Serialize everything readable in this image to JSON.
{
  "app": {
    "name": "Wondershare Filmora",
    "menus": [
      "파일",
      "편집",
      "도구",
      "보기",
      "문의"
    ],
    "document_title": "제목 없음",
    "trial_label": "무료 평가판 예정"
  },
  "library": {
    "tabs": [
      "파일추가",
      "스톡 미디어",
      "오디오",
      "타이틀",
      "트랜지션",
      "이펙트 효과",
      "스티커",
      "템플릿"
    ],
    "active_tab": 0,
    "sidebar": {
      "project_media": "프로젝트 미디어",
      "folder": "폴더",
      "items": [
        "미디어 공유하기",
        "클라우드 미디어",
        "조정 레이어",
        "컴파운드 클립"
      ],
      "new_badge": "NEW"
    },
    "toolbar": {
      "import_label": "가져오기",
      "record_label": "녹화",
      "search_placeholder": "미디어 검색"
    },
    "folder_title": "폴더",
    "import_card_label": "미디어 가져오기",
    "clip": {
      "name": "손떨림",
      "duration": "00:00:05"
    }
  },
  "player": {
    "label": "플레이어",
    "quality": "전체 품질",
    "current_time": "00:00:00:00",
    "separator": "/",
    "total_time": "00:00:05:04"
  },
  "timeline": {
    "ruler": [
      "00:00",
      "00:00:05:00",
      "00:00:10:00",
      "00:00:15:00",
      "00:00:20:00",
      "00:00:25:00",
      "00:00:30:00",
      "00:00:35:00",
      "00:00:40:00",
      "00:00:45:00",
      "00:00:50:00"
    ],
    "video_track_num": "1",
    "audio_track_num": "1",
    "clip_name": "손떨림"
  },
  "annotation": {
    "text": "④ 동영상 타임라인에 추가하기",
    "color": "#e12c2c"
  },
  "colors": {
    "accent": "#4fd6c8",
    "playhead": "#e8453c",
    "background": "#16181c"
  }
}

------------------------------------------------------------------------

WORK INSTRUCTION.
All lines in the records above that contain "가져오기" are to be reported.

EXPECTED ANSWER.
      "import_label": "가져오기",
    "import_card_label": "미디어 가져오기",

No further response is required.